Cosmetics company Lush has been heavily criticised on social media for a campaign aimed at drawing attention to the so-called UK “spy cops” scandal.
Lush says it is highlighting “the ongoing undercover policing scandal, where officers have infiltrated the lives, homes and beds of activists”.
Many on social media have accused the company of attacking the police and have called the campaign “disgusting”.
But in response, Lush said it was not “an anti-police campaign”.
The firm said UK police forces were doing a difficult job with less funding, and it wanted instead to highlight a “secretive subset of undercover policing” that undermined democracy.
Twitter account @UKCopHumour was one of the first to react to the campaign.
The account, which says it tries “to show the human side of our fantastic police officers”, suggested Lush would no longer call on police if it ever needed them.
The latest “advertising” campaign by LUSH UK….. 🙄 You might now expect a 100% reduction in calls to the Police, given that they’re displaying their contempt in their shop windows… pic.twitter.com/LGXCZ5o7BG
— UK Cop Humour (@UKCopHumour) May 31, 2018
End of Twitter post by @UKCopHumour
A public inquiry into claims of wrongdoing by undercover officers who infiltrated activist groups in England and Wales was set up in 2015.
Lush has said its campaign was designed to urge Home Secretary Sajid Javid to listen to campaigners who have accused the inquiry of protecting officers.
- Undercover policing inquiry: Why it matters
- Undercover policing inquiry: Chairman urged to quit
- Undercover Police abuses: How “Monica” ended up in relationship
However, Che Donald, vice-chairman of the Police Federation of England and Wales, described the campaign as “very poorly thought out”.
This is very poorly thought out campaign @LushLtd & damaging to the overwhelmingly large majority of #police who have nothing to do with this #undercover enquiry.
I will now clear my house of any of your products and my family and friends will never use them again. #FlushLushhttps://t.co/BXuwUNH6mQ
— Ché Donald (@PFEW_Che) May 31, 2018
End of Twitter post by @PFEW_Che
Mr Donald was one of those who used the hashtag #FlushLush when stating he would not use Lush products again.
The hashtag was used almost 2,000 times on Twitter in the first 12 hours after the campaign was launched.
Things to be removed from my life with immediate effect:
1. @LushLtd products
The end. #FlushLush#ThinBlueLine@UKCopHumour@Peter_Kirkham
— K D (@kitty___daniel) June 1, 2018
End of Twitter post by @kitty___daniel
A number of police officers have criticised the campaign, with one tweeting to say he was “heartbroken”.
I worked for @LushLtd for years before I joined the police, and I’m heartbroken by this.
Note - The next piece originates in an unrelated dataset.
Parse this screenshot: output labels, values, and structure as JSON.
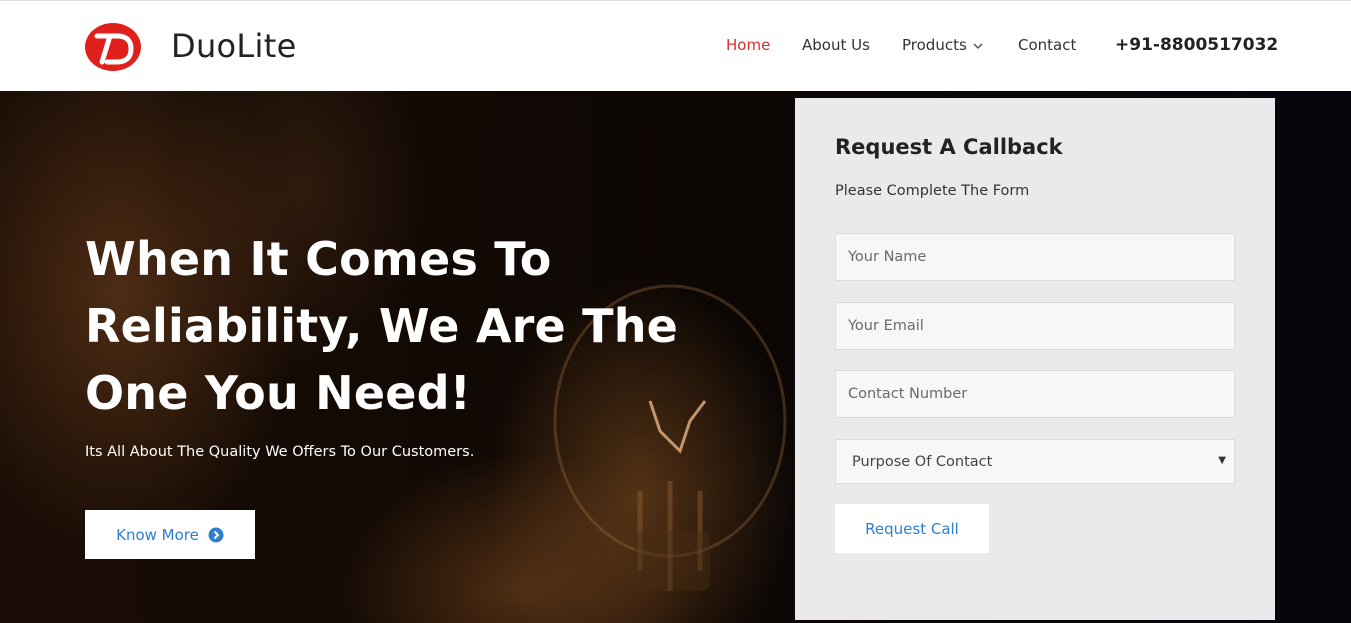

Lush stands alone among many for its strong ethical foundation and the commitment of its staff, just like the police. We should be standing together.
— Sgt Mike Duzinkewycz (@SgtMD01) May 31, 2018
End of Twitter post by @SgtMD01
Christine Fulton who co-founded the charity Care Of Police Survivors (COPS), which supports the family of police offers who are killed on duty, wrote that she was “appalled”.
As the widow of a police officer murdered on duty I am appalled at the campaign by @LushLtd the police service should be supported and respected. Who do Lush call when they have a shoplifter, their staff are abused or their stores broken into? Hang your heads in shame.
— Christine Fulton (@CFMBE) June 1, 2018
End of Twitter post by @CFMBE
In response to another tweet, Lush wrote: “To clear this up, this isn’t an anti-police campaign, it’s to highlight the abuse that people face when their lives have been infiltrated by undercover police.”
In a statement released on its website, the Dorset-based company said: “This is not an anti-state/anti-police campaign. We are aware that the police forces of the UK are doing an increasingly difficult and dangerous job whilst having their funding slashed.
“Our campaign is to highlight this small and secretive subset of undercover policing that undermines and threatens the very idea of democracy.”
The Lush UK Facebook page has received 19,000 negative reviews, mostly in the past 24 hours.
The Advertising Standards Authority tweeted to say it was “assessing the complaints” made against the Lush campaign but that the company was currently not under investigation.
Clarification: we’ve received complaints about the @LushLtd police campaign and are currently assessing the complaints. Lush are not under investigation at this stage.
— ASA (@ASA_UK) June 1, 2018
End of Twitter post by @ASA_UK
Others were more sympathetic to Lush, but suggested the intention of the campaign might not have been clear to the majority of people.
And that’s the problem the majority of people walking past that window will have no idea what it’s about and it simply appears to be an anti police campaign. It’s a very small minority this is targeted at but pretty much every officer I have spoken to is offended by it.
— steve penhall (@penhalluk) June 1, 2018
End of Twitter post by @penhalluk
One Twitter user applauded the “brilliant, provocative and brave” campaign.
The campaign is set to run at all Lush shops in the UK until Sunday 17 June.